• **PROVIDED MATERIAL**
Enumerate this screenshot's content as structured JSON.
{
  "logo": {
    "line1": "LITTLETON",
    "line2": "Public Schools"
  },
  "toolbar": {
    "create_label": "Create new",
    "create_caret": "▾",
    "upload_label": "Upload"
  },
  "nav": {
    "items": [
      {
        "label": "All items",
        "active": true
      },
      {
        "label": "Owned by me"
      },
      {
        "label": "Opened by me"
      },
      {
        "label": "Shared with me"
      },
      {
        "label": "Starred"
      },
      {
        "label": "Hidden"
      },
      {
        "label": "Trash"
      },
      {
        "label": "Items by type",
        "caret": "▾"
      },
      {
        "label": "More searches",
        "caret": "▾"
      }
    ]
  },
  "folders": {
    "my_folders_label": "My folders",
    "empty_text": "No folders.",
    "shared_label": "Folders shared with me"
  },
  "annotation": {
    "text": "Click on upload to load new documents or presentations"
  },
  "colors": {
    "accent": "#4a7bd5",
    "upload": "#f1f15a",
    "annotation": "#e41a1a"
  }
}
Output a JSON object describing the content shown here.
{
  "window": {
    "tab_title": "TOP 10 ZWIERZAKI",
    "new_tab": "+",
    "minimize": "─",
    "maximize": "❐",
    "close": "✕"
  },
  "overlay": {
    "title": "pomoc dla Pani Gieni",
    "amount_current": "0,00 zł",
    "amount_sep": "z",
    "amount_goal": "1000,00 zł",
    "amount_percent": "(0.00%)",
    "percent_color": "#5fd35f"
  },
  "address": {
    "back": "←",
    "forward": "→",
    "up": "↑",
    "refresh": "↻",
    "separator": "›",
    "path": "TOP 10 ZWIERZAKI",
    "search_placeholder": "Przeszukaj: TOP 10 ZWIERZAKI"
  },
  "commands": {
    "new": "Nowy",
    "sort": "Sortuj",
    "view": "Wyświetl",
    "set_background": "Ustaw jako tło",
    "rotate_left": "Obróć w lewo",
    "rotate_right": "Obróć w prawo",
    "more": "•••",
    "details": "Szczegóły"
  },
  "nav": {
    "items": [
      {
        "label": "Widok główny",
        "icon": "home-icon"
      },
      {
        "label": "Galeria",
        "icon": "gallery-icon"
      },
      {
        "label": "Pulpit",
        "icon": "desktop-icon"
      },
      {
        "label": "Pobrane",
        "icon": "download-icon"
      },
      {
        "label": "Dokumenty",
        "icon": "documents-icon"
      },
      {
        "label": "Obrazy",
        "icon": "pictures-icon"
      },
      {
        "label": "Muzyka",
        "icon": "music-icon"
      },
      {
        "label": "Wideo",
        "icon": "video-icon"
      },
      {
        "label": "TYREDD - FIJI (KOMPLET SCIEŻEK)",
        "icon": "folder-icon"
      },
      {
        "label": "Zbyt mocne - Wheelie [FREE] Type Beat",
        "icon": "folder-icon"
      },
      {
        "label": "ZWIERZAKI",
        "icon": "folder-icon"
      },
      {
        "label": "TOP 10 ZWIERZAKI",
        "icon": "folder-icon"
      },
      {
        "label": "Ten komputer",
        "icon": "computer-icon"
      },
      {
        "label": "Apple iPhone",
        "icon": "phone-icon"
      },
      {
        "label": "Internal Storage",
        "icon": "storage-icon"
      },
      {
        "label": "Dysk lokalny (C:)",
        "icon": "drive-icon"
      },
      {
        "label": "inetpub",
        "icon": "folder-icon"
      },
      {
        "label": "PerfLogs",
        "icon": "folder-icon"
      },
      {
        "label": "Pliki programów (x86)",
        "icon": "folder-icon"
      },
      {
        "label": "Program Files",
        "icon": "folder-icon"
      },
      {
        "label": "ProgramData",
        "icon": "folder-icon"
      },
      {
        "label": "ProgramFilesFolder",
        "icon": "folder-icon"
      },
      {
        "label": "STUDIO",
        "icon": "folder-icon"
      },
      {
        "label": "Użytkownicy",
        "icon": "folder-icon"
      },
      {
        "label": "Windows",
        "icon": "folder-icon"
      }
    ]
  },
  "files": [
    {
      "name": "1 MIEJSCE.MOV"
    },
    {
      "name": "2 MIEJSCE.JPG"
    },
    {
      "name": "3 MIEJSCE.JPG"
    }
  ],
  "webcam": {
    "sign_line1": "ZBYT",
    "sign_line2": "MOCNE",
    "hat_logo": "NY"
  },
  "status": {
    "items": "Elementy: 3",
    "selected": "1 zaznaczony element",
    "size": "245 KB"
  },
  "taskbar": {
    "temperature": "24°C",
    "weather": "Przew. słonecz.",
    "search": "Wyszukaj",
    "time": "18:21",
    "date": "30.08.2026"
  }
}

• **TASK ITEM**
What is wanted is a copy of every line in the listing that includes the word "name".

• **RESULT**
      "name": "1 MIEJSCE.MOV"
      "name": "2 MIEJSCE.JPG"
      "name": "3 MIEJSCE.JPG"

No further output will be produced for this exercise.